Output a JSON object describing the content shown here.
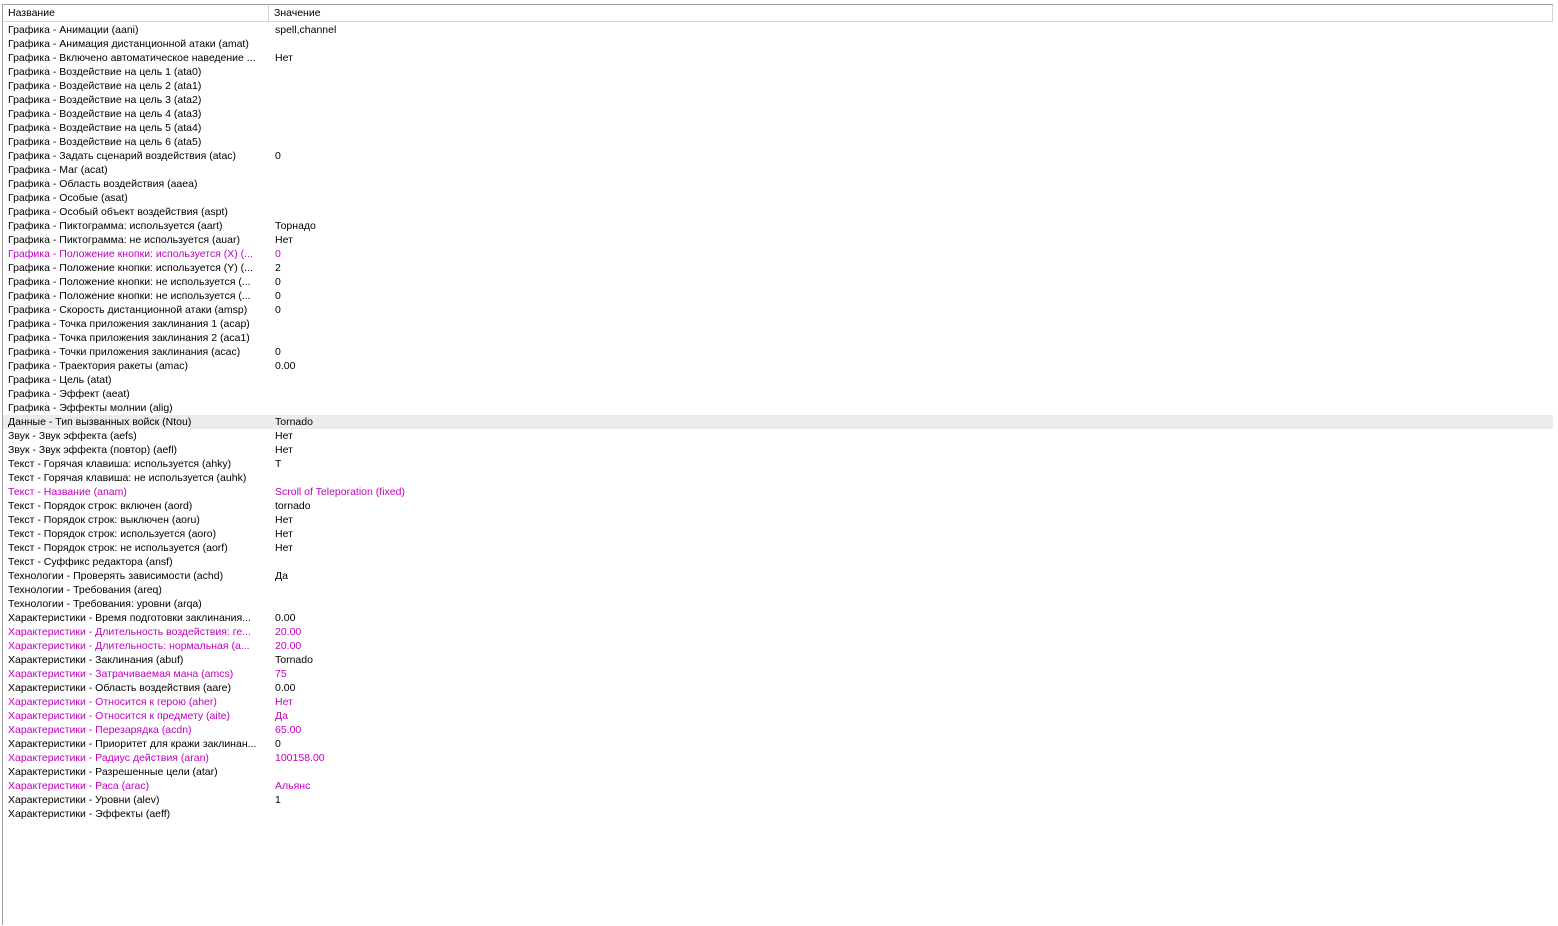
{
  "columns": {
    "name": "Название",
    "value": "Значение"
  },
  "colors": {
    "modified_text": "#c000c0",
    "selected_row_bg": "#ececec"
  },
  "rows": [
    {
      "name": "Графика - Анимации (aani)",
      "value": "spell,channel",
      "modified": false
    },
    {
      "name": "Графика - Анимация дистанционной атаки (amat)",
      "value": "",
      "modified": false
    },
    {
      "name": "Графика - Включено автоматическое наведение ...",
      "value": "Нет",
      "modified": false
    },
    {
      "name": "Графика - Воздействие на цель 1 (ata0)",
      "value": "",
      "modified": false
    },
    {
      "name": "Графика - Воздействие на цель 2 (ata1)",
      "value": "",
      "modified": false
    },
    {
      "name": "Графика - Воздействие на цель 3 (ata2)",
      "value": "",
      "modified": false
    },
    {
      "name": "Графика - Воздействие на цель 4 (ata3)",
      "value": "",
      "modified": false
    },
    {
      "name": "Графика - Воздействие на цель 5 (ata4)",
      "value": "",
      "modified": false
    },
    {
      "name": "Графика - Воздействие на цель 6 (ata5)",
      "value": "",
      "modified": false
    },
    {
      "name": "Графика - Задать сценарий воздействия (atac)",
      "value": "0",
      "modified": false
    },
    {
      "name": "Графика - Маг (acat)",
      "value": "",
      "modified": false
    },
    {
      "name": "Графика - Область воздействия (aaea)",
      "value": "",
      "modified": false
    },
    {
      "name": "Графика - Особые (asat)",
      "value": "",
      "modified": false
    },
    {
      "name": "Графика - Особый объект воздействия (aspt)",
      "value": "",
      "modified": false
    },
    {
      "name": "Графика - Пиктограмма: используется (aart)",
      "value": "Торнадо",
      "modified": false
    },
    {
      "name": "Графика - Пиктограмма: не используется (auar)",
      "value": "Нет",
      "modified": false
    },
    {
      "name": "Графика - Положение кнопки: используется (X) (...",
      "value": "0",
      "modified": true
    },
    {
      "name": "Графика - Положение кнопки: используется (Y) (...",
      "value": "2",
      "modified": false
    },
    {
      "name": "Графика - Положение кнопки: не используется (...",
      "value": "0",
      "modified": false
    },
    {
      "name": "Графика - Положение кнопки: не используется (...",
      "value": "0",
      "modified": false
    },
    {
      "name": "Графика - Скорость дистанционной атаки (amsp)",
      "value": "0",
      "modified": false
    },
    {
      "name": "Графика - Точка приложения заклинания 1 (acap)",
      "value": "",
      "modified": false
    },
    {
      "name": "Графика - Точка приложения заклинания 2 (aca1)",
      "value": "",
      "modified": false
    },
    {
      "name": "Графика - Точки приложения заклинания (acac)",
      "value": "0",
      "modified": false
    },
    {
      "name": "Графика - Траектория ракеты (amac)",
      "value": "0.00",
      "modified": false
    },
    {
      "name": "Графика - Цель (atat)",
      "value": "",
      "modified": false
    },
    {
      "name": "Графика - Эффект (aeat)",
      "value": "",
      "modified": false
    },
    {
      "name": "Графика - Эффекты молнии (alig)",
      "value": "",
      "modified": false
    },
    {
      "name": "Данные - Тип вызванных войск (Ntou)",
      "value": "Tornado",
      "modified": false,
      "selected": true
    },
    {
      "name": "Звук - Звук эффекта (aefs)",
      "value": "Нет",
      "modified": false
    },
    {
      "name": "Звук - Звук эффекта (повтор) (aefl)",
      "value": "Нет",
      "modified": false
    },
    {
      "name": "Текст - Горячая клавиша: используется (ahky)",
      "value": "T",
      "modified": false
    },
    {
      "name": "Текст - Горячая клавиша: не используется (auhk)",
      "value": "",
      "modified": false
    },
    {
      "name": "Текст - Название (anam)",
      "value": "Scroll of Teleporation (fixed)",
      "modified": true
    },
    {
      "name": "Текст - Порядок строк: включен (aord)",
      "value": "tornado",
      "modified": false
    },
    {
      "name": "Текст - Порядок строк: выключен (aoru)",
      "value": "Нет",
      "modified": false
    },
    {
      "name": "Текст - Порядок строк: используется (aoro)",
      "value": "Нет",
      "modified": false
    },
    {
      "name": "Текст - Порядок строк: не используется (aorf)",
      "value": "Нет",
      "modified": false
    },
    {
      "name": "Текст - Суффикс редактора (ansf)",
      "value": "",
      "modified": false
    },
    {
      "name": "Технологии - Проверять зависимости (achd)",
      "value": "Да",
      "modified": false
    },
    {
      "name": "Технологии - Требования (areq)",
      "value": "",
      "modified": false
    },
    {
      "name": "Технологии - Требования: уровни (arqa)",
      "value": "",
      "modified": false
    },
    {
      "name": "Характеристики - Время подготовки заклинания...",
      "value": "0.00",
      "modified": false
    },
    {
      "name": "Характеристики - Длительность воздействия: ге...",
      "value": "20.00",
      "modified": true
    },
    {
      "name": "Характеристики - Длительность: нормальная (a...",
      "value": "20.00",
      "modified": true
    },
    {
      "name": "Характеристики - Заклинания (abuf)",
      "value": "Tornado",
      "modified": false
    },
    {
      "name": "Характеристики - Затрачиваемая мана (amcs)",
      "value": "75",
      "modified": true
    },
    {
      "name": "Характеристики - Область воздействия (aare)",
      "value": "0.00",
      "modified": false
    },
    {
      "name": "Характеристики - Относится к герою (aher)",
      "value": "Нет",
      "modified": true
    },
    {
      "name": "Характеристики - Относится к предмету (aite)",
      "value": "Да",
      "modified": true
    },
    {
      "name": "Характеристики - Перезарядка (acdn)",
      "value": "65.00",
      "modified": true
    },
    {
      "name": "Характеристики - Приоритет для кражи заклинан...",
      "value": "0",
      "modified": false
    },
    {
      "name": "Характеристики - Радиус действия (aran)",
      "value": "100158.00",
      "modified": true
    },
    {
      "name": "Характеристики - Разрешенные цели (atar)",
      "value": "",
      "modified": false
    },
    {
      "name": "Характеристики - Раса (arac)",
      "value": "Альянс",
      "modified": true
    },
    {
      "name": "Характеристики - Уровни (alev)",
      "value": "1",
      "modified": false
    },
    {
      "name": "Характеристики - Эффекты (aeff)",
      "value": "",
      "modified": false
    }
  ]
}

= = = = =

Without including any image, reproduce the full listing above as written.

**RESPONSE**
Output a JSON object describing the content shown here.
{
  "columns": {
    "name": "Название",
    "value": "Значение"
  },
  "colors": {
    "modified_text": "#c000c0",
    "selected_row_bg": "#ececec"
  },
  "rows": [
    {
      "name": "Графика - Анимации (aani)",
      "value": "spell,channel",
      "modified": false
    },
    {
      "name": "Графика - Анимация дистанционной атаки (amat)",
      "value": "",
      "modified": false
    },
    {
      "name": "Графика - Включено автоматическое наведение ...",
      "value": "Нет",
      "modified": false
    },
    {
      "name": "Графика - Воздействие на цель 1 (ata0)",
      "value": "",
      "modified": false
    },
    {
      "name": "Графика - Воздействие на цель 2 (ata1)",
      "value": "",
      "modified": false
    },
    {
      "name": "Графика - Воздействие на цель 3 (ata2)",
      "value": "",
      "modified": false
    },
    {
      "name": "Графика - Воздействие на цель 4 (ata3)",
      "value": "",
      "modified": false
    },
    {
      "name": "Графика - Воздействие на цель 5 (ata4)",
      "value": "",
      "modified": false
    },
    {
      "name": "Графика - Воздействие на цель 6 (ata5)",
      "value": "",
      "modified": false
    },
    {
      "name": "Графика - Задать сценарий воздействия (atac)",
      "value": "0",
      "modified": false
    },
    {
      "name": "Графика - Маг (acat)",
      "value": "",
      "modified": false
    },
    {
      "name": "Графика - Область воздействия (aaea)",
      "value": "",
      "modified": false
    },
    {
      "name": "Графика - Особые (asat)",
      "value": "",
      "modified": false
    },
    {
      "name": "Графика - Особый объект воздействия (aspt)",
      "value": "",
      "modified": false
    },
    {
      "name": "Графика - Пиктограмма: используется (aart)",
      "value": "Торнадо",
      "modified": false
    },
    {
      "name": "Графика - Пиктограмма: не используется (auar)",
      "value": "Нет",
      "modified": false
    },
    {
      "name": "Графика - Положение кнопки: используется (X) (...",
      "value": "0",
      "modified": true
    },
    {
      "name": "Графика - Положение кнопки: используется (Y) (...",
      "value": "2",
      "modified": false
    },
    {
      "name": "Графика - Положение кнопки: не используется (...",
      "value": "0",
      "modified": false
    },
    {
      "name": "Графика - Положение кнопки: не используется (...",
      "value": "0",
      "modified": false
    },
    {
      "name": "Графика - Скорость дистанционной атаки (amsp)",
      "value": "0",
      "modified": false
    },
    {
      "name": "Графика - Точка приложения заклинания 1 (acap)",
      "value": "",
      "modified": false
    },
    {
      "name": "Графика - Точка приложения заклинания 2 (aca1)",
      "value": "",
      "modified": false
    },
    {
      "name": "Графика - Точки приложения заклинания (acac)",
      "value": "0",
      "modified": false
    },
    {
      "name": "Графика - Траектория ракеты (amac)",
      "value": "0.00",
      "modified": false
    },
    {
      "name": "Графика - Цель (atat)",
      "value": "",
      "modified": false
    },
    {
      "name": "Графика - Эффект (aeat)",
      "value": "",
      "modified": false
    },
    {
      "name": "Графика - Эффекты молнии (alig)",
      "value": "",
      "modified": false
    },
    {
      "name": "Данные - Тип вызванных войск (Ntou)",
      "value": "Tornado",
      "modified": false,
      "selected": true
    },
    {
      "name": "Звук - Звук эффекта (aefs)",
      "value": "Нет",
      "modified": false
    },
    {
      "name": "Звук - Звук эффекта (повтор) (aefl)",
      "value": "Нет",
      "modified": false
    },
    {
      "name": "Текст - Горячая клавиша: используется (ahky)",
      "value": "T",
      "modified": false
    },
    {
      "name": "Текст - Горячая клавиша: не используется (auhk)",
      "value": "",
      "modified": false
    },
    {
      "name": "Текст - Название (anam)",
      "value": "Scroll of Teleporation (fixed)",
      "modified": true
    },
    {
      "name": "Текст - Порядок строк: включен (aord)",
      "value": "tornado",
      "modified": false
    },
    {
      "name": "Текст - Порядок строк: выключен (aoru)",
      "value": "Нет",
      "modified": false
    },
    {
      "name": "Текст - Порядок строк: используется (aoro)",
      "value": "Нет",
      "modified": false
    },
    {
      "name": "Текст - Порядок строк: не используется (aorf)",
      "value": "Нет",
      "modified": false
    },
    {
      "name": "Текст - Суффикс редактора (ansf)",
      "value": "",
      "modified": false
    },
    {
      "name": "Технологии - Проверять зависимости (achd)",
      "value": "Да",
      "modified": false
    },
    {
      "name": "Технологии - Требования (areq)",
      "value": "",
      "modified": false
    },
    {
      "name": "Технологии - Требования: уровни (arqa)",
      "value": "",
      "modified": false
    },
    {
      "name": "Характеристики - Время подготовки заклинания...",
      "value": "0.00",
      "modified": false
    },
    {
      "name": "Характеристики - Длительность воздействия: ге...",
      "value": "20.00",
      "modified": true
    },
    {
      "name": "Характеристики - Длительность: нормальная (a...",
      "value": "20.00",
      "modified": true
    },
    {
      "name": "Характеристики - Заклинания (abuf)",
      "value": "Tornado",
      "modified": false
    },
    {
      "name": "Характеристики - Затрачиваемая мана (amcs)",
      "value": "75",
      "modified": true
    },
    {
      "name": "Характеристики - Область воздействия (aare)",
      "value": "0.00",
      "modified": false
    },
    {
      "name": "Характеристики - Относится к герою (aher)",
      "value": "Нет",
      "modified": true
    },
    {
      "name": "Характеристики - Относится к предмету (aite)",
      "value": "Да",
      "modified": true
    },
    {
      "name": "Характеристики - Перезарядка (acdn)",
      "value": "65.00",
      "modified": true
    },
    {
      "name": "Характеристики - Приоритет для кражи заклинан...",
      "value": "0",
      "modified": false
    },
    {
      "name": "Характеристики - Радиус действия (aran)",
      "value": "100158.00",
      "modified": true
    },
    {
      "name": "Характеристики - Разрешенные цели (atar)",
      "value": "",
      "modified": false
    },
    {
      "name": "Характеристики - Раса (arac)",
      "value": "Альянс",
      "modified": true
    },
    {
      "name": "Характеристики - Уровни (alev)",
      "value": "1",
      "modified": false
    },
    {
      "name": "Характеристики - Эффекты (aeff)",
      "value": "",
      "modified": false
    }
  ]
}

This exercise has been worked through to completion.